sign is the signature instruction. The /f and /p arguments respectively allow specifying the pfx file and its password.

The /v arguments enables the verbose output.

The /fd argument allows you to choose the signing algorithm. SHA1 is the default.

/as allows adding a signature and select it as the default.

The /tr and /td arguments are respectively dedicated to the RFC 3161 and its hash algorithm. The provided server is DigiCert's.

For Globalsign certificates, you can use the following server: http://timestamp.globalsign.com/?signature=sha2 .

Use case: use with Visual Studio

On Microsoft Windows if you are using the Visual Studio development tool, you can use the following command line in the Post-Build event of your project:

C:\Program Files (x86)\Microsoft SDKs\Windows\<sdk version>\Bin\signtool.exe" sign /f yourfile.pfx /p password  /v /tr http://timestamp.digicert.com?alg=sha256 /td SHA256 /fd SHA256  $(TargetDir)$(TargetFileName)"

Check a signature

To check a signature:

C:\Program Files\Microsoft Platform SDK\Bin> signtool.exe verify /v /a c:\signfiles\the_file_to_be_signed

Signtool wizard mode

You can also use signtool with the wizard (only with signtool v6.0 or lower). To do this, start it with :
C:\Program Files\Microsoft Platform SDK\Bin> signtool signwizard
See Microsoft official documentation

Double executable signing
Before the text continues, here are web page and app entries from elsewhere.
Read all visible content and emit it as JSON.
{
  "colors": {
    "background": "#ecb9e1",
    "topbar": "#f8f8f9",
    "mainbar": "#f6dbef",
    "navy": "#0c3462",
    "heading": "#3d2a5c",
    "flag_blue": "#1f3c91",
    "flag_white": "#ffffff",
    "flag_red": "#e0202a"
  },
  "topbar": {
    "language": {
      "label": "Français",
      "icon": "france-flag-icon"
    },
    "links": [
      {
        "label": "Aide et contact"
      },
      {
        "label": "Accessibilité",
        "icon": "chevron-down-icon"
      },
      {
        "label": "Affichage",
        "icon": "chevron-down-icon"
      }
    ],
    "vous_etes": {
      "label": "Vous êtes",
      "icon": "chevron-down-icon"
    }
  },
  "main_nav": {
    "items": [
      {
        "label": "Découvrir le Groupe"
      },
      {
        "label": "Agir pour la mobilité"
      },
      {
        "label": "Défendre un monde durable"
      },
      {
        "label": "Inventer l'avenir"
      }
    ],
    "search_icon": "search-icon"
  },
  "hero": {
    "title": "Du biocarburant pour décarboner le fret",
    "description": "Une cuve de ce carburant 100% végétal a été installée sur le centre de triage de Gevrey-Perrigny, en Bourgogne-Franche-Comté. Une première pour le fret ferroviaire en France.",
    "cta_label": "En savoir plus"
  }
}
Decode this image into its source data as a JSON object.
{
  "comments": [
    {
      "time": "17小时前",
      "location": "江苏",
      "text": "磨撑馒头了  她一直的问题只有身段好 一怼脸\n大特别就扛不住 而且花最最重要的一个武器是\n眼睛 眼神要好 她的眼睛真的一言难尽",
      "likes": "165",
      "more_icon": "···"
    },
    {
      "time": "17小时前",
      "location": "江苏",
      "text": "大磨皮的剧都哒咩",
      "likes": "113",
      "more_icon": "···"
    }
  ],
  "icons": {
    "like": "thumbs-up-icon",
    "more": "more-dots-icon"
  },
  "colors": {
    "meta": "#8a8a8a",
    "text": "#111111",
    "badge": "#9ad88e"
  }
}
It is also possible to sign your binaries using SHA1 and SHA2 to guarantee a maximal compatibility. However it can only work for binaries (.exe) and not for .msi installers. To do so, simply execute the two following commands:

signtool sign /t http://timestamp.digicert.com?alg=sha1 /f "c:\path\to\your\file.pfx" /p password "c:\PATH_TO_EXECUTABLE.exe"


signtool sign /tr http://timestamp.digicert.com?alg=sha256 /td sha256 /fd sha256 /f "c:\path\to\your\file.pfx" /p password "c:\PATH_TO_EXECUTABLE.exe"
The first command is used to sign the file using SHA1, the second one, SHA2. The SHA2 signature is set as default. The timestamping server for the SHA1 signature is using Microsoft's format. The example is valid for DigiCert certificates.

For Globalsign certificates, you can use the following servers:
Microsoft format : http://timestamp.globalsign.com/scripts/timstamp.dll
RFC 3161 : http://timestamp.globalsign.com/?signature=sha2

Import a PVK and a SPC in Windows system

  • Microsoft documentation to convert a PVK and SPC (windows XP) into a PFX and import it into the certificate store of your windows system Installing SPC Information in the Personal Certificate Store
     Pvk2Pfx -pvk mypvkfile.pvk -pi mypvkpassword -spc myspcfile.spc -pfx mypfxfile.pfx -po 
  • Import the PFX file in the windows system.

External links